**WHAT TO DO**
All that is needed is a count of the lines in this data that contain the word "Engineered".
-- SUPPLIED INFORMATION follows --
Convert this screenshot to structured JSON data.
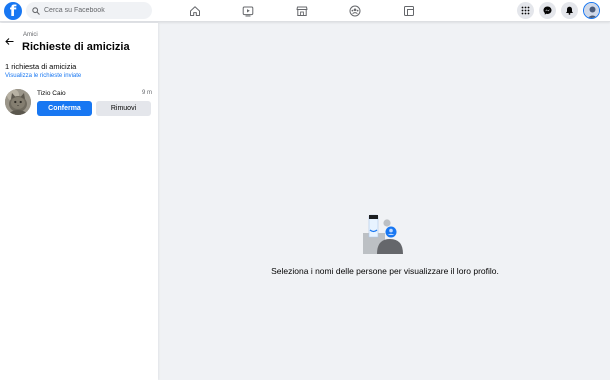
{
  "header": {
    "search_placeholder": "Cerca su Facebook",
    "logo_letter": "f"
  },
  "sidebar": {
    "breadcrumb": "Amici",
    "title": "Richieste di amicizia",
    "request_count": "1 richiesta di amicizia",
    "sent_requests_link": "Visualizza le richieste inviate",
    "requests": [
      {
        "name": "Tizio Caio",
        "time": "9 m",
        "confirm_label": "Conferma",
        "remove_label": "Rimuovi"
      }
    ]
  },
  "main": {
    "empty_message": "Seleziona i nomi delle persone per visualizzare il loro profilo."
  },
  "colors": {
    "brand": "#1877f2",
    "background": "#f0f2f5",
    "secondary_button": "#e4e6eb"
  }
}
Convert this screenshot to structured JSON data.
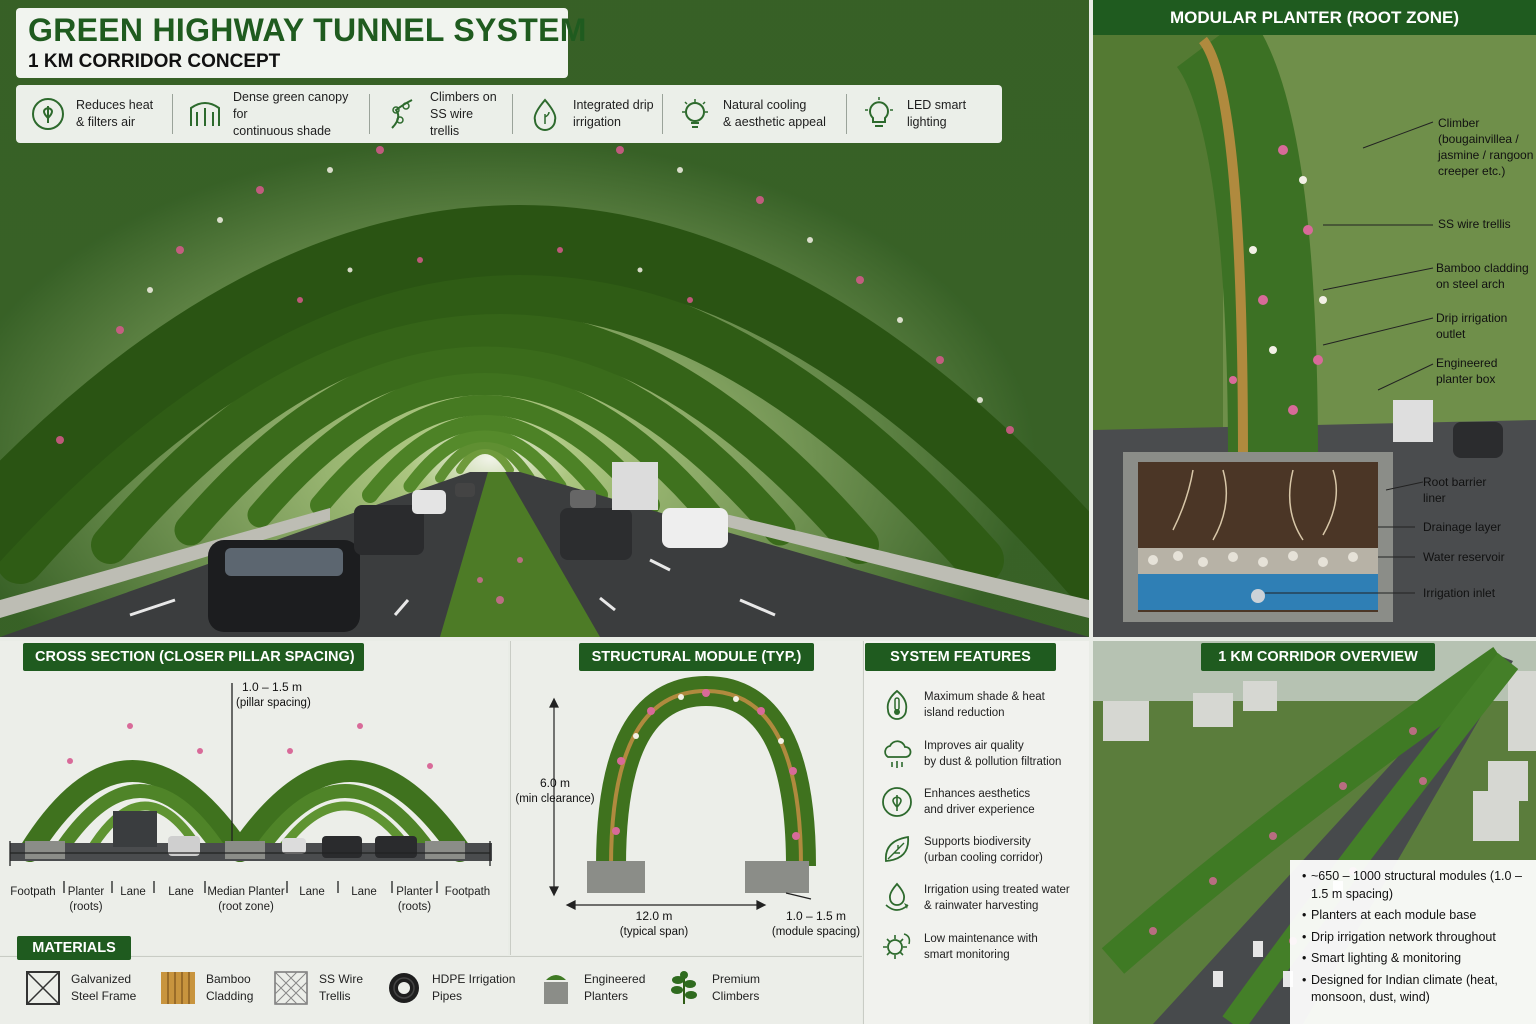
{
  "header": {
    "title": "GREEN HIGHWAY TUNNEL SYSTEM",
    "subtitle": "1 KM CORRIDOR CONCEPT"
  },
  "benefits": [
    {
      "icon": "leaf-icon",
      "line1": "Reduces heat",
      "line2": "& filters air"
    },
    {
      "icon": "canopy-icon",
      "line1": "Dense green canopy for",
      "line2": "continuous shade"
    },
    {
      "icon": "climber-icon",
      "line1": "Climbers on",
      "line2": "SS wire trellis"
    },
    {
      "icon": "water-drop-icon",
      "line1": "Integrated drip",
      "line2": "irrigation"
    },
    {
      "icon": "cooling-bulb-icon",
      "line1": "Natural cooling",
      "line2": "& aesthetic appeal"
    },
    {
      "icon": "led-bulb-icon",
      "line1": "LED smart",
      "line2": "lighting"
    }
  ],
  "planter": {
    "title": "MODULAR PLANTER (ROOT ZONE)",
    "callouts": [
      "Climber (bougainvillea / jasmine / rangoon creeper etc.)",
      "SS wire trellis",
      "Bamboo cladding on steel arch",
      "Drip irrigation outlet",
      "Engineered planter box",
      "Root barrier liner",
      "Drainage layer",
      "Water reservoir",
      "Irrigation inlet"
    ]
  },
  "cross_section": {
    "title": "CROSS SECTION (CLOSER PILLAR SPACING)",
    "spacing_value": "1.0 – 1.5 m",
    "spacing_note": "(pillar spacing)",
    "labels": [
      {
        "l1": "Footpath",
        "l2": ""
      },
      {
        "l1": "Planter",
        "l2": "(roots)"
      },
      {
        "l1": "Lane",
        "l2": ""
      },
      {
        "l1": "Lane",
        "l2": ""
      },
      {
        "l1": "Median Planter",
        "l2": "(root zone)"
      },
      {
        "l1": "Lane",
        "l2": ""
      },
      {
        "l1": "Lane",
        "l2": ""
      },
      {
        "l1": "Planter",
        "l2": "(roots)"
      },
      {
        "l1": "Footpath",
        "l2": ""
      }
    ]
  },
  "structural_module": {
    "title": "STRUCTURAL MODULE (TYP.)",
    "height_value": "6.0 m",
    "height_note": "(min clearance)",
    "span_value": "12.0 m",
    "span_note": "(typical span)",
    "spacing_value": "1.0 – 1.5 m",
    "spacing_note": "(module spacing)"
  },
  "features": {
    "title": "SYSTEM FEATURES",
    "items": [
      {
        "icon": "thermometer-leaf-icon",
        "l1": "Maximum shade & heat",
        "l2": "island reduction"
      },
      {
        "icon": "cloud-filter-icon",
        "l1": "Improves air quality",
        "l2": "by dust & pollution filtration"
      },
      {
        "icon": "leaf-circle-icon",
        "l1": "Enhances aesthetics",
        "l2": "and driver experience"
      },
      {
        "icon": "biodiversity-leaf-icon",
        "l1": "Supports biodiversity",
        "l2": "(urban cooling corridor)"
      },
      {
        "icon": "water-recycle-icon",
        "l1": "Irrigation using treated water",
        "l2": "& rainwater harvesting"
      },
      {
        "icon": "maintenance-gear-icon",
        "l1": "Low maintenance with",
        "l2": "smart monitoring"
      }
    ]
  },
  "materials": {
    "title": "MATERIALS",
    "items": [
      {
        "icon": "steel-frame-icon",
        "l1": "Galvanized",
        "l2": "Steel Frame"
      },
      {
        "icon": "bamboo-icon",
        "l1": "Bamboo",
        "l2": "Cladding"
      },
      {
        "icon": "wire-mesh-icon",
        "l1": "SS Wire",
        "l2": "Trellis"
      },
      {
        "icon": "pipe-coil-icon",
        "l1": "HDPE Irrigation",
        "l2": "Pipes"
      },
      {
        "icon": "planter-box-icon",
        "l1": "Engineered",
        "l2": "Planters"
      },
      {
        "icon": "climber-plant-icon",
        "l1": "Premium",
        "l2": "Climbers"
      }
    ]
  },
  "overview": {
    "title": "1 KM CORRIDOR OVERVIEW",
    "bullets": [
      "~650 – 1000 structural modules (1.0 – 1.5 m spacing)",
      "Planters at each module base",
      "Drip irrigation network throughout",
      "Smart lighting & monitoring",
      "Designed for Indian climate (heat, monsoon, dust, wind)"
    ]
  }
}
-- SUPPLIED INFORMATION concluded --
**RESPONSE TO THE EXERCISE**
2